There is a common misconception that vegetarians cannot build muscle and strength like meat-eaters can or that it is a lot more difficult to gain mass when you are a vegetarian. However, building muscle as a vegetarian is not as difficult as some make it out to be. Diet and exercise are the key components when building muscle, but vegetarians will need to pay closer attention to a few important aspects of their diet. Here are a few simple things you can do to help build muscle on a vegetarian diet.
Why is muscle important?
Ever wondered why building muscle is so important – apart from physical aesthetics? Increasing one’s muscle mass is a worthwhile goal for various reasons. One being muscle burns more calories than fat, so an increase in lean body mass can speed up your metabolism. More muscle mass also means that you will have a lower overall body fat percentage.
How to build muscle
Protein is crucial when trying to gain muscle, as a vegetarian, the sources of protein in your diet will differ from the average meat-eater. Plant based protein includes foods such as; beans, lentils, whole grains (quinoa, brown rice, etc.), nuts, seeds, soy products as well as dairy.
Tips for building muscle on a vegetarian diet
While the protein sources for meat-eaters and vegetarians will differ, most other recommendations for building lean muscle mass are similar for both groups.
- Eat protein throughout the day
For optimal muscle growth, one needs to be eating between 20 and 30 grams of protein with each main meal (i.e. breakfast, lunch and dinner) – or between 1.8 – 2.0g protein per kilogram of bodyweight. Vegetarian-friendly foods that pack a protein punch include:
Beans and Lentils: not only are the versatile and nutritious but, can provide up to 15 grams of protein per cup (when cooked).
Dairy products: a cup of milk adds up to about 8 grams of protein. A ½ cup of Greek Yoghurt or cottage cheese is between 12-15 grams of protein.
Soy products: Soy milk contains just as much protein as dairy milk and other soy foods such as tofu has between 10-12 grams of protein per cup.
Whole grains: whole grains add a surprising source of protein to the diet. Grains with the highest protein content include quinoa and whole grain wheat pasta (8 grams per cup), steel cut oats (5 grams per ½ cup), and whole wheat bread (5 grams per slice).
Nuts and Seeds: these make a great addition to salads, smoothies and yoghurt. Nuts and seeds also contain a good amount of protein.
- Variety is key
Consuming protein from a variety of sources helps you to get a wider range of nutrients in your diet.
- Weight training
Protein and weight training go hand-in-hand when trying to gain lean muscles mass. Regardless of how much protein you consume, if you don’t partake in weight/strength training, you will struggle to build muscle.
- Eat complementary proteins
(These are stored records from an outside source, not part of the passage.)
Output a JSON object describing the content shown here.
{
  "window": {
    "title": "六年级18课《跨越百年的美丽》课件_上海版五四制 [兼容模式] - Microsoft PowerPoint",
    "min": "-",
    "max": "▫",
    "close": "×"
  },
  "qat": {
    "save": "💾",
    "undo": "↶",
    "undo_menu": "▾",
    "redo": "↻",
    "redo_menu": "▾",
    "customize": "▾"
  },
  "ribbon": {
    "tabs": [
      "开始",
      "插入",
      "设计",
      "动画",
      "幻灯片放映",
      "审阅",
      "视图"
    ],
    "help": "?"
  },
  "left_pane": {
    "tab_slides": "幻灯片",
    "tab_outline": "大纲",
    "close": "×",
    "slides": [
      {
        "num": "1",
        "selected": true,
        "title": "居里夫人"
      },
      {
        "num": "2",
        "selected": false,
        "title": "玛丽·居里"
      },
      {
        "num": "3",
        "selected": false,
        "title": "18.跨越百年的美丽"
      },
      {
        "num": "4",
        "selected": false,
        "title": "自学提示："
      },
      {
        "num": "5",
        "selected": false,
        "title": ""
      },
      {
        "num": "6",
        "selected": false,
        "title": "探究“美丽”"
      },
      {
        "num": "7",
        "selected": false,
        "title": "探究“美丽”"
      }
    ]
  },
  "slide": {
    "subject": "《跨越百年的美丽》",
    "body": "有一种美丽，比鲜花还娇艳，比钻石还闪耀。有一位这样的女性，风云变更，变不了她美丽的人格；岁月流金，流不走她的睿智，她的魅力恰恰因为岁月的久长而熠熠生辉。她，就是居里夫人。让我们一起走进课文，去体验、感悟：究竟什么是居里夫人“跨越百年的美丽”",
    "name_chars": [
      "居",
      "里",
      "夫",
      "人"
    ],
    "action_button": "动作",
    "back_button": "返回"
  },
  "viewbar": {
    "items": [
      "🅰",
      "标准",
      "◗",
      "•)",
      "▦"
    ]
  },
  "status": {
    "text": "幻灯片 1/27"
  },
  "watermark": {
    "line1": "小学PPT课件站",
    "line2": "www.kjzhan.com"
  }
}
Amino acids are considered the building blocks of protein. The body can produce some amino acids on its own, but it does rely on the foods you eat to supply essential amino acids. There are two types of protein – “complete protein”, which contains the 9 essential amino acids and “incomplete protein” which does not have all 9 amino acids. Most plant-based proteins are incomplete (except for quinoa, soy, hemp and chia). In comparison, all animal proteins are complete proteins. Seeing as most vegetarian proteins (beans, lentils, brown rice, etc.) are incomplete, it is important to pair them with other foods to make a complete protein. Pairing two or more incomplete vegetarian protein sources to make up a complete protein and provide the necessary amino acids is referred to as “complementary proteins”. Some pairings that make complementary plant-based proteins are as follows:
- Beans and rice
- But butter and whole grain bread
- Lentil and barley
- Hummus and pita
- Oats and almonds